On a typical day in the Camino, you set a challenging goal of walking a little more than your ability, then stretch your limits to accomplish it, and sit back and celebrate your accomplishment in the evening with your fellow pilgrims. A microcosm of a good life, as it were. In life back home, one or the other of these is always missing, usually the celebration.
Finally, no Camino is complete without mention of the revolving yet profound community of fellow pilgrims you meet along the way. People don’t make small talk. They cut to the core immediately.
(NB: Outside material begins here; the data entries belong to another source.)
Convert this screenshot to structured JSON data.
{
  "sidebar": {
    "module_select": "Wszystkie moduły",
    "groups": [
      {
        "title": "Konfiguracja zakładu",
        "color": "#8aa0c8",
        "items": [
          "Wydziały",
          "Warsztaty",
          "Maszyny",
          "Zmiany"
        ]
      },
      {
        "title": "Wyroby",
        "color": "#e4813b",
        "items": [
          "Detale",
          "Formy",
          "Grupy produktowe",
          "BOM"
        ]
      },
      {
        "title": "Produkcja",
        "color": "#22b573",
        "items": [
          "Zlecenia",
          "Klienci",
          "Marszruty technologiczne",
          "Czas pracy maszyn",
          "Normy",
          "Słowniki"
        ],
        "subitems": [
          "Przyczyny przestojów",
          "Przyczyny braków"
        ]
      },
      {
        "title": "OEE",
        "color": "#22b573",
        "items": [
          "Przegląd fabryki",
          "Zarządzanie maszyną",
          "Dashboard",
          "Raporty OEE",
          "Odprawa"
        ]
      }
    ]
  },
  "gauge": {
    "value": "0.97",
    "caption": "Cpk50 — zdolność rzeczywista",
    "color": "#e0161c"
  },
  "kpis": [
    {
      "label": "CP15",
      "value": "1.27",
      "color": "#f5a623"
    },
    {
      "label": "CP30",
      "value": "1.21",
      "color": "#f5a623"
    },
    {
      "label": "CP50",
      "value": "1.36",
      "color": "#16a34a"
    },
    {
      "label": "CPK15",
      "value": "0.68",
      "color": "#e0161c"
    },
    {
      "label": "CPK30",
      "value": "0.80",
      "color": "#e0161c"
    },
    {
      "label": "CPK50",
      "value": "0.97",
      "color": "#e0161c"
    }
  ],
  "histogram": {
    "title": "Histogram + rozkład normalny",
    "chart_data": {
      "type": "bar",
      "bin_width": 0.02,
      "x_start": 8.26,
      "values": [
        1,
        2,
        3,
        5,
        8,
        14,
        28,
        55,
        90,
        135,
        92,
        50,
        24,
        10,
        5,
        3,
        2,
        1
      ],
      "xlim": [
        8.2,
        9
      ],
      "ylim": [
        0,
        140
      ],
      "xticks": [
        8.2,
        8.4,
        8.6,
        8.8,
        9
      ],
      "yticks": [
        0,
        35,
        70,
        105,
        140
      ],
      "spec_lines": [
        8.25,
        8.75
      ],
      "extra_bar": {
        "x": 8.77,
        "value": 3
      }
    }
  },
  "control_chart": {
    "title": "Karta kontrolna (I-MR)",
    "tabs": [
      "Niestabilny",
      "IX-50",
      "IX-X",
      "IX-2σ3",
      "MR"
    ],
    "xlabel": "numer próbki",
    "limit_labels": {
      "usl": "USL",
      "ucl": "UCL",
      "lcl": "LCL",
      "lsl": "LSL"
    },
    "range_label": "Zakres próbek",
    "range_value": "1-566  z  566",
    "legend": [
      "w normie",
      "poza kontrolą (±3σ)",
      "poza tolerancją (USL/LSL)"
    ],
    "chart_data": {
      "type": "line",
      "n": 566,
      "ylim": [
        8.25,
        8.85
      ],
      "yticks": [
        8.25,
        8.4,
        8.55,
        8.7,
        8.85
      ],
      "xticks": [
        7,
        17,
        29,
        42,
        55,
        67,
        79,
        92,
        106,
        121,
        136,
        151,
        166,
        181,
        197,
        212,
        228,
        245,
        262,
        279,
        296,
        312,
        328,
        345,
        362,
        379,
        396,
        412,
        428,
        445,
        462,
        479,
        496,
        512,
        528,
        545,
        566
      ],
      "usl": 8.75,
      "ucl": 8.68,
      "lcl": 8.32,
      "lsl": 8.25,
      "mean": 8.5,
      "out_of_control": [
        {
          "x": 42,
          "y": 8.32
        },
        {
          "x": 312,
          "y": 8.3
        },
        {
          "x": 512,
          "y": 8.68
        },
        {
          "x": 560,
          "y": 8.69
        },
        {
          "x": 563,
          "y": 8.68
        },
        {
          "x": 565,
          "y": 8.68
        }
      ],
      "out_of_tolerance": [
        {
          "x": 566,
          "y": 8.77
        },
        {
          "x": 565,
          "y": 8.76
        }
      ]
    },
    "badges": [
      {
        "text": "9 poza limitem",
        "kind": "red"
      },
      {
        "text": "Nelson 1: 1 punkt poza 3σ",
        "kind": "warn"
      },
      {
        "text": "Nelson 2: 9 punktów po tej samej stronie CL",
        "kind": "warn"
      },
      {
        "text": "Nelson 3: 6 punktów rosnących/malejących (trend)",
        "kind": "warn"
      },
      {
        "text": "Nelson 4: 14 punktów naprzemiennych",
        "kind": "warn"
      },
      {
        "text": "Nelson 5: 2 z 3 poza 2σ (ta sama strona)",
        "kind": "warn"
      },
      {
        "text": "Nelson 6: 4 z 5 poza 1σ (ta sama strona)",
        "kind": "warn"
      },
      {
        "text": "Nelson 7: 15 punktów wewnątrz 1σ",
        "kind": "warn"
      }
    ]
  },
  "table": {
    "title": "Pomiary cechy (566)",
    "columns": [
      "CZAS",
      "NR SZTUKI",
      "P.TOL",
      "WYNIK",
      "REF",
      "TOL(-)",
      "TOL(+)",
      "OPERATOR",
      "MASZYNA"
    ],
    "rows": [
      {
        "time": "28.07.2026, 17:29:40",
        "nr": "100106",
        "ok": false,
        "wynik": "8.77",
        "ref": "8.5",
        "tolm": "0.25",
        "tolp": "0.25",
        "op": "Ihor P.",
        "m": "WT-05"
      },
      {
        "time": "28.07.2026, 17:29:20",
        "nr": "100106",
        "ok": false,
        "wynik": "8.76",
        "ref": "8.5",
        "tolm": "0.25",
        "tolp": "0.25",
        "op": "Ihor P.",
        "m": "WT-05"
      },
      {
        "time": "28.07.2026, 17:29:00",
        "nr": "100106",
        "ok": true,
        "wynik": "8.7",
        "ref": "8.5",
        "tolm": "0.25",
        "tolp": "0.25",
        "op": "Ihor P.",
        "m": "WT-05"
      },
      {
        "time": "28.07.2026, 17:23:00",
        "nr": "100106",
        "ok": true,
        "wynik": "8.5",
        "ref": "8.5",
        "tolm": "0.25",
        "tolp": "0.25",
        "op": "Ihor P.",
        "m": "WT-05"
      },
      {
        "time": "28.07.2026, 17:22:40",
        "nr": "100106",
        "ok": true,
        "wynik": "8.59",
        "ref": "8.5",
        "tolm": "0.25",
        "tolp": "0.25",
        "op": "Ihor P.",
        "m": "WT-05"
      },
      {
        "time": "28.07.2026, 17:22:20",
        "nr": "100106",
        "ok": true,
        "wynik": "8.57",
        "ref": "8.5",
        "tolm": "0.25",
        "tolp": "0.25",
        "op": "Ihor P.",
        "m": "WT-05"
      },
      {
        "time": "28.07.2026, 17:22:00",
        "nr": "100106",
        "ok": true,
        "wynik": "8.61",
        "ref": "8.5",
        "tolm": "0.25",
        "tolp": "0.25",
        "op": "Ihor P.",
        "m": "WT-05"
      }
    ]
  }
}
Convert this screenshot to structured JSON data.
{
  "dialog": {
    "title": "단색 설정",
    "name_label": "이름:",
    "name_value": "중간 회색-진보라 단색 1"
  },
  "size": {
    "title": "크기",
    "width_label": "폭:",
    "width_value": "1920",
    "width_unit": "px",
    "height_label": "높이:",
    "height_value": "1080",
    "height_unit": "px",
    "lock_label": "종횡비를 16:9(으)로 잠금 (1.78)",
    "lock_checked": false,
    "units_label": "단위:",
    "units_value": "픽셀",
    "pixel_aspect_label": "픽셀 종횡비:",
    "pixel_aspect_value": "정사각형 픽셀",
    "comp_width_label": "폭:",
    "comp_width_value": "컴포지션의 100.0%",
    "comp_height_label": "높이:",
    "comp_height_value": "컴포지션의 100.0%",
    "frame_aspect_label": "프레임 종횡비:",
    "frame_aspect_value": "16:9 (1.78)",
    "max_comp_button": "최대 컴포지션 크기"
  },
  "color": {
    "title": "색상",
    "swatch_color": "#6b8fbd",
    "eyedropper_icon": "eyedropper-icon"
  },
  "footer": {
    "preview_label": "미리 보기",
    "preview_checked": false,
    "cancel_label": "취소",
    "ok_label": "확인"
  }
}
I have so many memories–a Belgian social worker trying to forgive himself for a failed marriage and estranged kids, an Irish grandmother who married a native Indian and lived in the wilderness for decades, an American couple who found love for the first time in their sixties–all of their stories shifted something in me. We’re processes, not people, capable of infinite re-invention and many second acts.
How to do the Camino in 26 Days?
The Camino de Frances, the most popular Camino route, usually takes 35 days to walk, including rest days. I wanted to finish in 26 days to be back home for my kids who were starting camp in a new city–and give my wife some relief. This is the route I followed- stretching but never too much–with the side benefit of stopping mostly in villages off the beaten trail. I also liked the daily momentum of walking, so I took only one complete rest day in the whole pilgrimage. Instead, I opted for walking shorter 20-kilometer days when I felt I was overdoing the 30-35 kilometer days:
- Day 0: Took Bla Bla bus from Madrid to Bayonne, followed immediately with a train to Saint Jean Pied De Port, the Camino De Frances official starting point.
- Day 1: Saint Jean Pied De Port to Roncavalles (25 Kilometers)
- Day 2: Roncavalles to Larrasoana (27 Kilometers)
- Day 3: Larrasoana to Uterga (32 Kilometers)
- Day 4: Uterga to Azqueta (36 Kilometers)
- Day 5: Azqueta to Viana (32 Kilometers)
- Day 6: Viana to Navarette (22 Kilometers)
- Day 7: Navarette to Ciruena (31 Kilometers)
- Day 8: Ciruena to Belorado (29 Kilometers)
- Day 9: Belorado to Atapuerca (30 Kilometers)
- Day 10: Atapuerca to Burgos (20 Kilometers)
- Day 11: Burgos to Hontanas (31 Kilometers)
- Day 12: Hontanas to Boadilla Del Camino (29 Kilometers)
- Day 13: Boadilla Del Camino to Carrion De Los Condes (24 Kilometers)
- Day 14: Carrion De Los Condes to San Nicolas Del Real Camino (32 Kilometers)
- Day 15: San Nicolas Del Real Camino to Reliegos (38 Kilometers)
- Day 16: Reliegos to Leon (25 Kilometers)
- Day 17: Rest Day in Leon
- Day 18: Leon to Hospital De Orbigo (32 Kilometers)
- Day 19: Hospital De Orbigo to Rabinal Del Camino (37 Kilometers)
- Day 20: Rabina Del Camino to Molinaseca (25 Kilometers)
- Day 21: Molinaseca to Villafranca Del Bierzo (32 Kilometers)
- Day 22: Villafranca Del Bierzo to Linares (31 Kilometers)
- Day 22: Linares to Sarria (36 Kilometers)
- Day 23: Sarria to Gonzar (29 Kilometers)
- Day 24: Gonzar to Boente (37 Kilometers)
- Day 25: Boente to Lavacolla (37 Kilometers)
- Day 26: Lavacolla to Santiago De Compostela (10 Kilometers)
Does this inspire you to walk the Camino De Santiago?
The pilgrims and church volunteers I met along the way all wished more Indians would walk the path as they’ve seen barely a handful in the last decade. So if you’re reading this from India, do know you’ll be welcome with open arms. And if you’re ready to drop everything to walk soon, please drop me a note in the comments if you need any of the following so I send it your way:
- Best Packing List- How to pack a 7 kg backpack with everything you need.
- The Only Camino App you need and the best places to stay.
- Total Costs of the trip–start to finish.
- Anything else you need!
Buen Camino! May your life be a great journey.